Alaska’s rural poor get hit by the budget proposal, too, despite having two Republican senators. The Agriculture budget would eliminate the Denali Commission, designed to deliver services to remote, rural communities in Alaska, including Native Americans. The commission, established in 1998, contributes to the construction of health-care facilities, water and sewer systems, power generation and communication systems.

The budget would also zero out funds to help native Alaskan villages obtain access to clean drinking water and modern sewage systems.

Cuts to the Agriculture budget also eliminate the Appalachian Regional Commission and the Delta Regional Authority that encourage economic growth in distressed rural communities. And while the budget allocates $6.2 billion to “serve all projected participants” in the Special Supplemental Nutrition Program for Women, Infants and Children, that is $150 million less than USDA had budgeted.

The White House proposed shrinking Job Corps, a program administered by the Labor Department that provides education and job training to more than 60,000 young people and disadvantaged youth. The proposal called for closing centers that do a “poor job” of preparing students for the workforce, but did not elaborate on how many of the 125 centers nationwide would be targeted.

Job Corps, which was created in 1965 as part of President Johnson’s anti-poverty agenda, helps young adults between the ages of 16 and 24 earn high school diplomas and receive vocational training.

The program faced scrutiny several years ago for going over budget and has been forced to freeze enrollment multiple times since 2011 because of the monetary shortfalls. In 2013, a report from the Office of Inspector General found that the budgetary missteps were caused by inaccurate cost estimates and inconsistent monitoring of actual costs. But since then, the program has taken several steps to keep better track of costs and payments.

The Trump administration would also ax the Senior Community Service Employment Program, which aims to help low-income job seekers age 55 and up find work by pairing them with nonprofit organizations and public agencies. The loss of the program could serve as another setback for older Americans who are still struggling to find steady work after the Great Recession.

The unemployment rate for workers 55-plus was 3.4 percent in February, according to the most recent jobs report. But the rate rises to 7.1 percent if workers with part-time jobs who want to be working full-time, and those who have given up on the job search within the past year, are included, according the Schwartz Center for Economic Policy Analysis at the New School.

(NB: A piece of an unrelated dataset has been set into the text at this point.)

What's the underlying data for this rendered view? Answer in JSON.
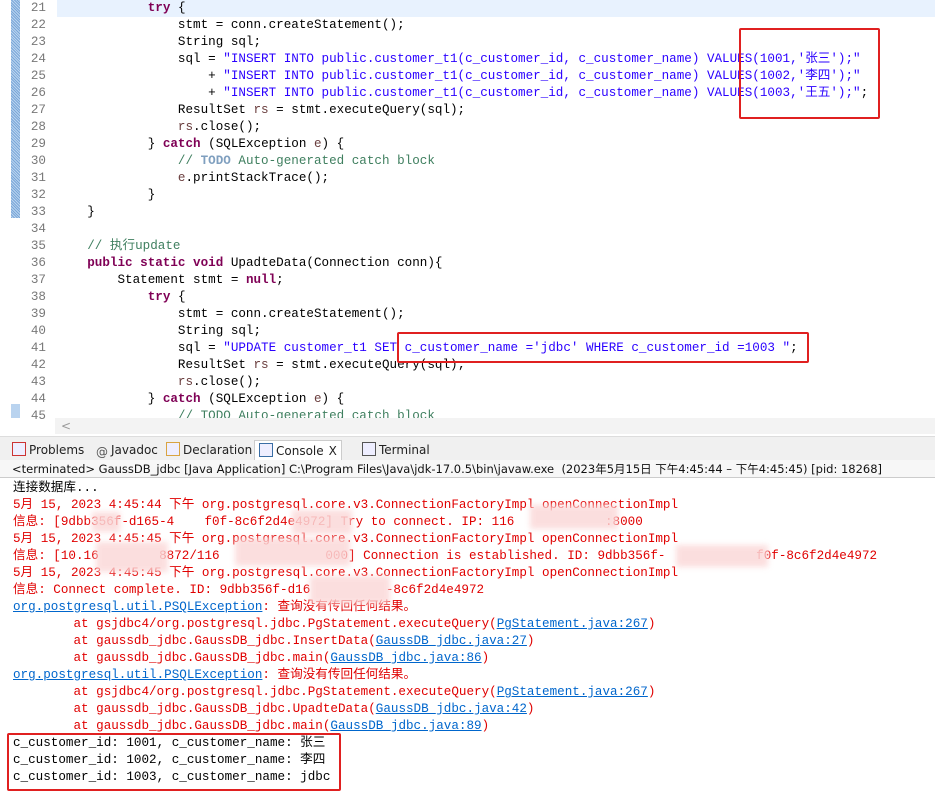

The goal of the senior employment program is to help participants find permanent work by providing them with training and job experience. Workers are assigned part-time jobs and paid the minimum wage, with the hope that the experience can help them find jobs that are not subsidized by the government. In its budget proposal, the Trump administration called the approach “ineffective” because up to one-third of participants do not complete the program. Of those who do finish, about half succeed in finding more permanent jobs.

Not everyone, though, believes the cuts will be a disaster for the poor.

Rector, of the Heritage Foundation, said the cuts cannot be evaluated in isolation when they represent less than 1 percent of the $1.1 trillion the government spent on more than 80 poverty programs last year.

“The basic line from the left is ‘this program alone is standing between the poor and destitution,’” Rector said. “We have a very large welfare state, and there is waste in that welfare state. It’s important to prune the waste and make these programs much more effective.”

Jonnelle Marte and Caitlin Dewey contributed to this article.

Read more on the budget: 

Mindculture's Blog

Rising like a blooming lotus through the mud

She's a Frustrated Traveler

Shout out to YOLO!

Diary of a Gay Dad. I am a full time dad to five young children.

People family relationships children cooking jam making and being a gay dad

المعلومات في جميع المجلات

هذا الموقع يمكنه الكلام في ما يدور في العالم

The Common Sense Theologian

Theology, Politics, Life, Education, Family, Home, Kids, Marriage, Outdoors

India Travel BLog

A Blog about Indian Tourism

Danny's wor(l)d

have a great read here!!

%d bloggers like this: